So with these systems combined, we get an engine that provides improved power output, greater efficiency, and reduced emissions. Additionally, the valves are still exposed to the atomized fuel from the port injectors. This means they are less susceptible to carbon buildup, just as you would see on an engine with only traditional direct injection.
Does this mean a catch can system is not needed? Not necessarily. Although the valves should remain reasonably clean, keep in mind that all points of the intake tract prior to the injector are still likely to get a coating of oil from blow-by in the CCV/PCV system. If there is a way to reduce or eliminate this oil buildup, it is certainly wise to do so. Our team will be installing our prototype kit on a test vehicle to gauge fluid accumulation. Stay tuned for this a bit later on in the development process. For now, let’s jump into the development and design of our first prototype unit.
Initial Bracket Design
Our first target was the PCV line. On the FA20, this line goes from the back of the block to the intake manifold. Take a look at an initial mock-up of our can bracket for this location.
You will notice that we are using different colored fittings on this can. The black fitting is our standard CNC-machined aluminum straight fitting. The top fitting is actually a 3D printed prototype unit. Due to space constraints, we needed a banjo style fitting to clear the hood. It also improves aesthetics of the can/lines when fully installed. Check out a more detailed shot of this banjo fitting.
At this point, you may be thinking exactly what our team was. This catch can is far too large for the engine bay of the BRZ/FR-S. In fact, we were finding that this catch can was proving to be a challenge to install in the smaller engine bays of more compact vehicles. Keep in mind, we still had to find space for our second can to install on the CCV lines. Although this project was not the only contributor, we now had more support to jumpstart a new catch can project. After evaluating our product line, we determined that a smaller, more compact, baffled unit was necessary to full flush out our line. This would provide support for more direct fit kits for vehicles that had tighter engine bay constraints. We also listened to feedback from interested customers regarding the release of our initial baffled unit, and the need for a smaller version was certainly evident. This does not mean the original product is negated, this unit is still perfect for vehicles with more space, and it provides a very large capacity.

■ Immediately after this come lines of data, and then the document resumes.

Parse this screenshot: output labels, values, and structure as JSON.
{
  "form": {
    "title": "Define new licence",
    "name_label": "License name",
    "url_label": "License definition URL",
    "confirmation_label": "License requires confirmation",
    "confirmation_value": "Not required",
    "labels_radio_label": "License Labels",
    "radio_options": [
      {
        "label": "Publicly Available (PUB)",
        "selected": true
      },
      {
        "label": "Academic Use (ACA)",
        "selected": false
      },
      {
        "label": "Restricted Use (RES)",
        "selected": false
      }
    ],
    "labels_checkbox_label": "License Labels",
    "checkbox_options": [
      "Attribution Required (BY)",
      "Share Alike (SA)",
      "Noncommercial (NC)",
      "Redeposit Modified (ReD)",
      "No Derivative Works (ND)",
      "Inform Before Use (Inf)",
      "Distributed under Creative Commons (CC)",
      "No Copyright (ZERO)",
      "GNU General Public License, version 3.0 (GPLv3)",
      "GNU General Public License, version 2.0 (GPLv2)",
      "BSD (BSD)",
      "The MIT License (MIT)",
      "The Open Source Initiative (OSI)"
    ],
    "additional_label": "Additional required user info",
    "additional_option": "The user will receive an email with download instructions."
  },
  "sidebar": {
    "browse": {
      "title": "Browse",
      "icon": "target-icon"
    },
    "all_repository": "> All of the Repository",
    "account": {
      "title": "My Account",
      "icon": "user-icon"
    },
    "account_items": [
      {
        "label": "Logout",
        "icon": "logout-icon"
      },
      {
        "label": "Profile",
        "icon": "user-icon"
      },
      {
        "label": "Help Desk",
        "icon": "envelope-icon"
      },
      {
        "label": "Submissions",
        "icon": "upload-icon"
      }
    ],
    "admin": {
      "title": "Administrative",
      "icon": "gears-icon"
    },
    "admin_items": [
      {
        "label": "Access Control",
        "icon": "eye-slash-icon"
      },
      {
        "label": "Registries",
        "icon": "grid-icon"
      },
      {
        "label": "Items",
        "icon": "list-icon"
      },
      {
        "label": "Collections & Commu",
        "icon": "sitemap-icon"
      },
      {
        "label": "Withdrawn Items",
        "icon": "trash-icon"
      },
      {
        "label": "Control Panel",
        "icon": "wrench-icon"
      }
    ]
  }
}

New, Compact, Catch Can
With all of this in mind, the BRZ/FR-S catch can project was put on a slight hold until we could finalize a design for a more appropriately sized catch can. And so the Mishimoto Compact Oil Catch can was born!
I won’t dive into the detail regarding the design and development of that particular component, mainly because we already did in the form of a build-thread a few months back. Check it out at the link below if you want more information about the cans!
Check out a few quick shots of what we are working with!
Now that we had a new plan of attack, and some really nice new catch cans, we could move forward with a new design for this kit. Keep in mind, this project began months ago, with a larger break for the development and manufacturing of the catch cans. This break provided the time for our team to get a nice look at the engine by of the vehicle, and work on developing a plan for can placement.
Check back with us next time for the design of our second prototype!